Read both parts of “My Saga,” if you like Knausgaard’s work. If you don’t, well, don’t bother; Knausgaard is Knausgaard. Either way, you might be forgiven for reading “My Saga” as close to self-satirizing. I found it at times hilarious, occasionally grotesque, Knausgaard willing to set himself up as a curiosity, as the inscrutable Other passing through an awfully familiar (to me) landscape, which he can’t or won’t even attempt to understand. Except he makes some interesting philosophical and cultural observations, and is himself a fascinating study in contradictions, having constructed his persona on the unlikely combination of personal reticence and abject confession.

Yes, I’m a fan.

I happened to be at the Vancouver Writers’ Festival last fall at the same time as Knausgaard, and he was one of the first people I saw when I arrived at the hotel where all of the visiting writers stay. We stood side by side at the front desk, he with one of his daughters, me with my tiny carry-on bag behind me like a favourite pet, on the very day that a lone gunman attacked Parliament Hill. I didn’t say a word to him. He seemed like a private person who wanted to go on a touristy excursion with his daughter, not someone who wished to acknowledge that the person standing next to him at the front desk of a hotel might have read his own hyper-detailed account of his life (I’d recently read the first and second books in My Struggle). Strange, wouldn’t it be? Or am I doing something similar here — on a much, much smaller scale — writing about my life and offering it up to anyone who happens along, yet also certain that I’m essentially a private person, deserving of privacy.

Anyway. I didn’t disturb him. Later, we took an elevator together. In silence.

I’m convinced “My Saga” is a classic piece of travel writing, even if it doesn’t tell a great deal about the land being travelled through; really, it’s about the human condition. How we’re shaped by where we’re born, and by what were willing to do, but also by what we can’t see or recognize, even within ourselves. Maybe most especially there. Writing is an effort to translate emotion and sensation and experience into shared language. This happens, when it happens best, not by explaining what we want to say, but by inhabiting it. So, in writing, a seeker may have more meaning to offer than a finder. A seeker, who doesn’t know what she’s looking at, exactly, might reveal more than she who is quite certain of what she’s found.

Here are links to Part One and Part Two of Knausgaard’s “My Saga.”

Back to my cold-fighting garlic-ginger tea.

xo, Carrie

Monday morning dentistry
A short history of nearly everything #Fridayreads


  1. Kerry

    This is interesting, as I work to start travel writing on my travel blog. I will share this. You are right about the seeker. I call myself The Insightful Wanderer because I am still wandering, but so often that word and others like it have a bad connotation. It’s not bad. It’s just what it is. I look forward to reading this. Feel better.

  2. @spacetimebias
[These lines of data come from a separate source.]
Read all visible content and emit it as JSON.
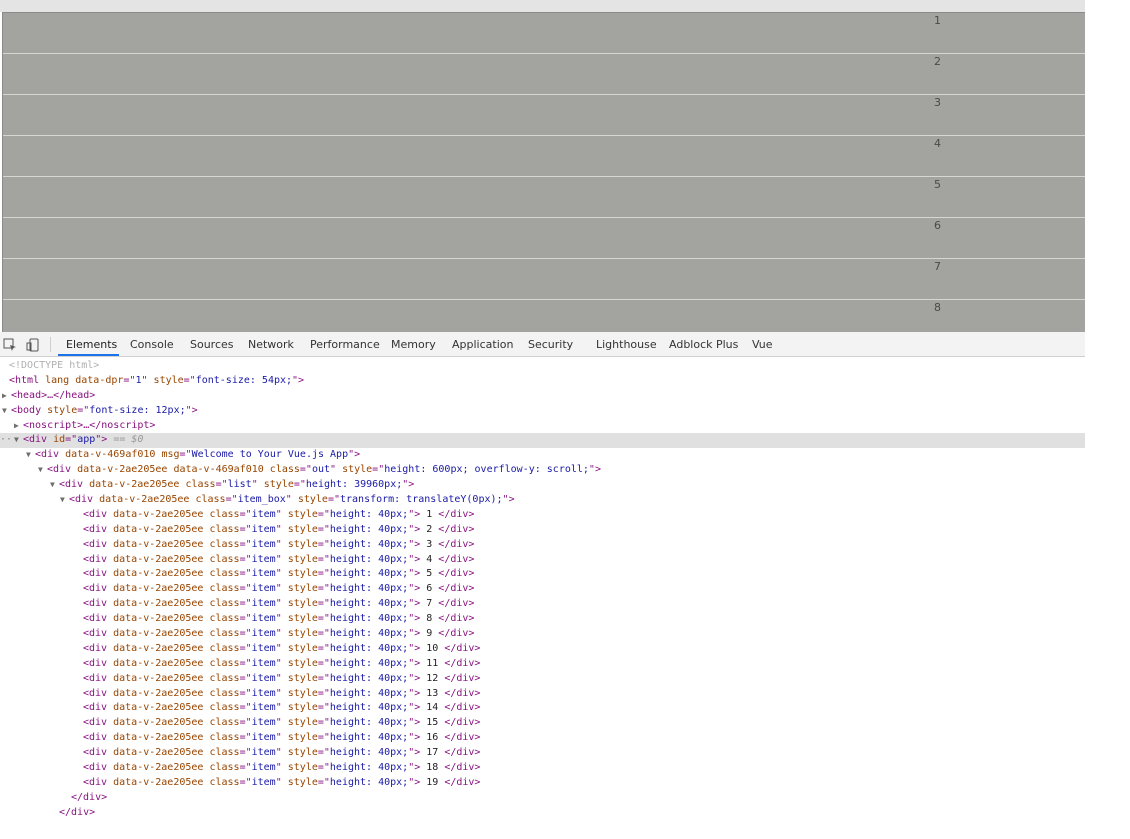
{
  "viewport": {
    "items": [
      "1",
      "2",
      "3",
      "4",
      "5",
      "6",
      "7",
      "8"
    ]
  },
  "devtools": {
    "tabs": [
      "Elements",
      "Console",
      "Sources",
      "Network",
      "Performance",
      "Memory",
      "Application",
      "Security",
      "Lighthouse",
      "Adblock Plus",
      "Vue"
    ],
    "active_tab": "Elements",
    "dom": {
      "doctype": "<!DOCTYPE html>",
      "html_open": {
        "tag": "html",
        "lang_attr": "lang",
        "dpr_attr": "data-dpr",
        "dpr_val": "1",
        "style_attr": "style",
        "style_val": "font-size: 54px;"
      },
      "head": "<head>…</head>",
      "body_open": {
        "style_val": "font-size: 12px;"
      },
      "noscript": "<noscript>…</noscript>",
      "app": {
        "id_val": "app",
        "marker": "== $0"
      },
      "hello": {
        "attr": "data-v-469af010",
        "msg_val": "Welcome to Your Vue.js App"
      },
      "out": {
        "attr1": "data-v-2ae205ee",
        "attr2": "data-v-469af010",
        "class_val": "out",
        "style_val": "height: 600px; overflow-y: scroll;"
      },
      "list": {
        "attr": "data-v-2ae205ee",
        "class_val": "list",
        "style_val": "height: 39960px;"
      },
      "item_box": {
        "attr": "data-v-2ae205ee",
        "class_val": "item_box",
        "style_val": "transform: translateY(0px);"
      },
      "item_attr": "data-v-2ae205ee",
      "item_class": "item",
      "item_style": "height: 40px;",
      "item_values": [
        "1",
        "2",
        "3",
        "4",
        "5",
        "6",
        "7",
        "8",
        "9",
        "10",
        "11",
        "12",
        "13",
        "14",
        "15",
        "16",
        "17",
        "18",
        "19"
      ],
      "close_div": "</div>"
    }
  },
  "colors": {
    "viewport_bg": "#a3a3a0",
    "tag": "#881280",
    "attr": "#994500",
    "value": "#1a1aa6",
    "active_tab_underline": "#1a73e8"
  }
}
    Have you ever got that right. After reading the first 3 books, the last thing I thought I’d do is to try and make sense of them. Here’s what I had to say: Karl Ove Knausgård: An Avalanche of Presence

    Once put together, the 2 My Saga pieces feel a little willful. The first flows better (maybe I just like thinking of him drinking in a bowling alley in Detroit as punishment for liking Roxy Music in the ’80s?), the dream state consideration of Columbus not colonizing his new world suggests some ‘fill’ and provokes a crazy consideration that he is as ill-informed about the Americas as we are about the Nordic countries. In any case, lovely fresh voice.

  3. david

    Just getting into Knausgaard—ordered his books, read My Saga 1 & 2, and found them utterly fascinating, endearing, and curious. I agree, this IS travel writing, travel of the soul, the human condition. But ultimately it IS travel writing and is wonderfully engaging. Some might not find it so—his deep detail—but as someone who has written two creative nonfiction/memoirs and personal essays, a lot about himself (hopefully not seen as navel-gazing), Knausgaard, for me, is locking into something very real.


Submit a Comment

Your email address will not be published. Required fields are marked *